(3)Deliberate action defined -
(i)In general. Except as otherwise provided in this paragraph (d)(3), a deliberate action is any action taken by the issuer that is within its control. An intent to violate the requirements of section 141 is not necessary for an action to be deliberate.
(ii)Safe harbor exceptions. An action is not treated as a deliberate action if -
(A) It would be treated as an involuntary or compulsory conversion under section 1033; or
(B) It is taken in response to a regulatory directive made by the federal government. See § 1.141-7(g)(4).
(4)Special rule for dispositions of personal property in the ordinary course of an established governmental program -
(ii)Reasonable expectations test.
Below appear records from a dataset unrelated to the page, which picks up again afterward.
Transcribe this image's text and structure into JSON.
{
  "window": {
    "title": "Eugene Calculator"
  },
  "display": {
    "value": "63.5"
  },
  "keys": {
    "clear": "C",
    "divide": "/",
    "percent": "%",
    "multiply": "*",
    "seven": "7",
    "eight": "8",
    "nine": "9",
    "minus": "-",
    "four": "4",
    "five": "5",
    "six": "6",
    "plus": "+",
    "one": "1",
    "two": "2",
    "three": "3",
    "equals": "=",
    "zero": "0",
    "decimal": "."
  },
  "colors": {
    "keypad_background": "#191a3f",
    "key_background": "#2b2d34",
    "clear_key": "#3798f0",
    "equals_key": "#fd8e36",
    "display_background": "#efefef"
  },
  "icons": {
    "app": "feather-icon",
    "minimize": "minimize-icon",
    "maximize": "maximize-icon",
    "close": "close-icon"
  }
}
The reasonable expectation that a disposition described in paragraph (d)(4)(i) of this section may occur in the ordinary course while the bonds are outstanding will not cause the issue to meet the private activity bond tests if the issuer is required to deposit amounts received from the disposition in a commingled fund with substantial tax or other governmental revenues and the issuer reasonably expects to spend the amounts on governmental programs within 6 months from the date of commingling.
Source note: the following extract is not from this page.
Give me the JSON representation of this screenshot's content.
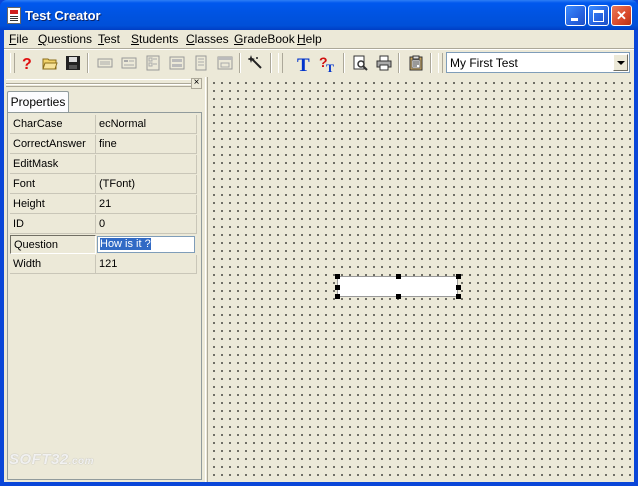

(5)Special rule for general obligation bond programs that finance a large number of separate purposes. The determination of whether bonds of an issue are private activity bonds may be based solely on the issuer's reasonable expectations as of the issue date if all of the requirements of paragraphs (d)(5)(i) through (vii) of this section are met.
(i) The issue is an issue of general obligation bonds of a general purpose governmental unit that finances at least 25 separate purposes (as defined in § 1.150-1(c)(3)) and does not predominantly finance fewer than 4 separate purposes.
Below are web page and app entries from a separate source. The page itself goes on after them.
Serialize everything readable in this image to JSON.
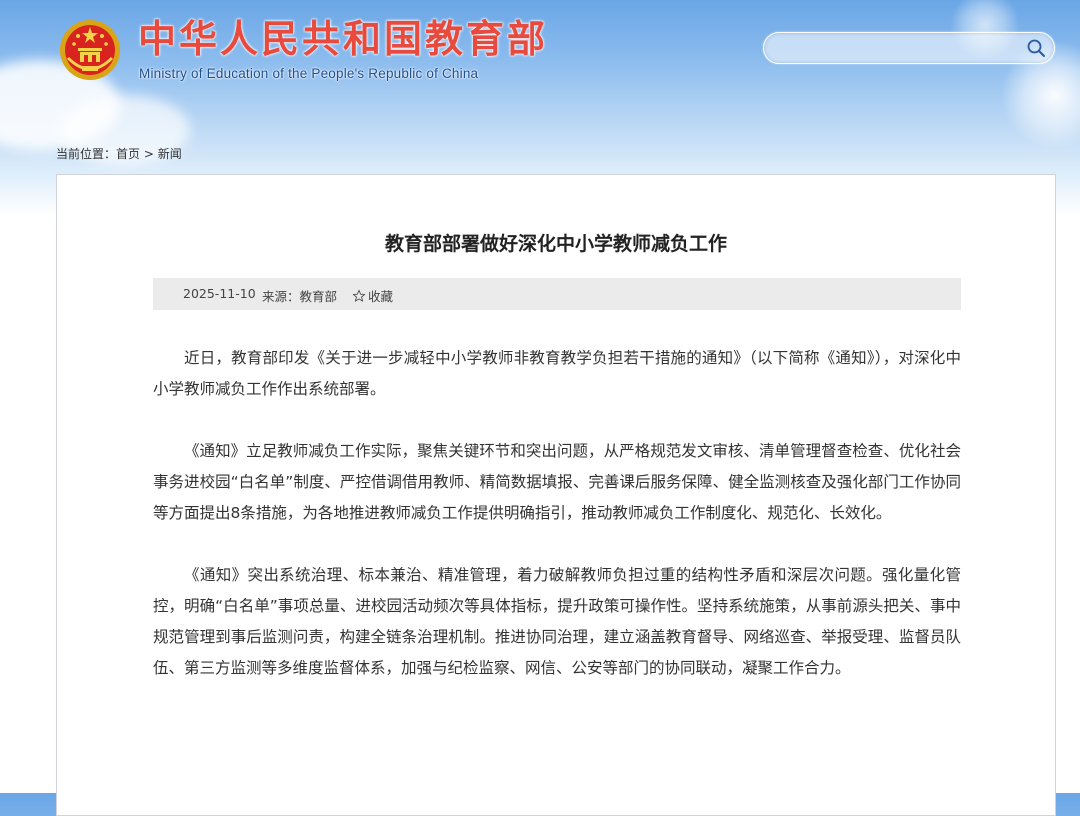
{
  "header": {
    "title_cn": "中华人民共和国教育部",
    "title_en": "Ministry of Education of the People's Republic of China",
    "search_placeholder": ""
  },
  "breadcrumb": {
    "prefix": "当前位置：",
    "home": "首页",
    "separator": " > ",
    "current": "新闻"
  },
  "article": {
    "title": "教育部部署做好深化中小学教师减负工作",
    "date": "2025-11-10",
    "source": "来源：教育部",
    "favorite_label": "收藏",
    "paragraphs": [
      "近日，教育部印发《关于进一步减轻中小学教师非教育教学负担若干措施的通知》（以下简称《通知》），对深化中小学教师减负工作作出系统部署。",
      "《通知》立足教师减负工作实际，聚焦关键环节和突出问题，从严格规范发文审核、清单管理督查检查、优化社会事务进校园“白名单”制度、严控借调借用教师、精简数据填报、完善课后服务保障、健全监测核查及强化部门工作协同等方面提出8条措施，为各地推进教师减负工作提供明确指引，推动教师减负工作制度化、规范化、长效化。",
      "《通知》突出系统治理、标本兼治、精准管理，着力破解教师负担过重的结构性矛盾和深层次问题。强化量化管控，明确“白名单”事项总量、进校园活动频次等具体指标，提升政策可操作性。坚持系统施策，从事前源头把关、事中规范管理到事后监测问责，构建全链条治理机制。推进协同治理，建立涵盖教育督导、网络巡查、举报受理、监督员队伍、第三方监测等多维度监督体系，加强与纪检监察、网信、公安等部门的协同联动，凝聚工作合力。"
    ]
  },
  "colors": {
    "title_red": "#e84a3e",
    "subtitle_blue": "#1f4f93",
    "meta_bg": "#ebebeb"
  }
}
(iii) The issuer reasonably expects on the issue date to allocate all of the net proceeds of the issue to capital expenditures within 6 months of the issue date and adopts reasonable procedures to verify that net proceeds are in fact so expended. A program to randomly spot check that 10 percent of the net proceeds were so expended generally is a reasonable verification procedure for this purpose.
(vi) The issuer reasonably expects on the issue date that the capital expenditures that it could make during the 6-month period beginning on the issue date with the net proceeds of the issue that would not meet the private business tests are not less than 125 percent of the capital expenditures to be financed with the net proceeds of the issue.
(vii) The issuer reasonably expects on the issue date that the weighted average maturity of the issue is not greater than 120 percent of the weighted average reasonably expected economic life of the capital expenditures financed with the issue. To determine reasonably expected economic life for this purpose an issuer may use reasonable estimates based on the type of expenditures made from a fund.
(e)When a deliberate action occurs. A deliberate action occurs on the date the issuer enters into a binding contract with a nongovernmental person for use of the financed property that is not subject to any material contingencies.
(f)Certain remedial actions. See § 1.141-12 for certain remedial actions that prevent a deliberate action with respect to property financed by an issue from causing that issue to meet the private business use test or the private loan financing test.
- 26 CFR 1.141-0 — Table of Contents.
- 26 CFR 1.141-12 — Remedial Actions.
- 26 CFR 1.141-6 — Allocation and Accounting Rules.
- 26 CFR 1.141-1 — Definitions and Rules of General Application.
- 26 CFR 1.141-7 — Special Rules for Output Facilities.
- 26 CFR 1.141-5 — Private Loan Financing Test.
- 26 CFR 1.145-2 — Application of Private Activity Bond Regulations.
- 26 CFR 1.141-3 — Definition of Private Business Use.
- 26 CFR 1.141-13 — Refunding Issues.